EdX, the collaboration between MIT and Harvard established in May, has a new member.
UC Berkeley, is the third member of the learning consortium. Through collaboration and resource sharing, the group can better manage the logistics of implementing rigorous, free, online coursework in the context of the big business of higher ed.
MITx and Harvardx both made waves this spring when they evolved their initial approach to offer free, online coursework by teaming up to establish edX.
“We are very excited that UC Berkeley is joining us in this effort,” said Anant Agarwal, president of edX. “EdX is about revolutionizing learning, and we have received a tremendous outpouring of excitement and interest from universities around the world. UC Berkeley is an extraordinary public institution known not only for its academic excellence but also for its innovativeness.
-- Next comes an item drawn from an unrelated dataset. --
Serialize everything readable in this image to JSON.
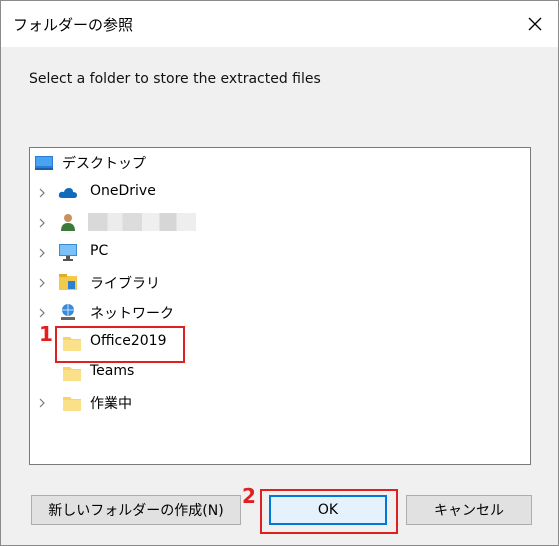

With this collaboration, edX is now positioned to improve education more rapidly, both
online and on-campus worldwide.”
The initiative recently received a grant from the Gates Foundation, money that will help establish a computer science course, and more perhaps more interestingly target low-income students in a blended learning setting.
It was also announced that the edX software will eventually be made public (in true open course spirit) so that others can use—and improve—the platform.
Our Take: Anything that disrupts education and offers learners more choices is a good thing. Partnering to share resources and know-how (UC Berkeley is bringing their own tweaks to the edX model that MITx and Harvardx will benefit from) makes sense.
From the beginning, it’s been interesting how the blue-bloods of education have shown the most interest–even if it itself is ultimately business-minded–in pushing Open Learning forward. What exactly is shared and standardized will be important to watch as these initiatives grow. There is a constant temptation to “grow” in America. Finding the right scale–even for an effort that intends to be worldwide and inclusive in access–will at some point be important.
It is also curious why universities are choosing to join together here when their very brand has relied on differences in the past. College is a business, and this may be a sign that the revenue models have to change.
For now, this is an interesting development.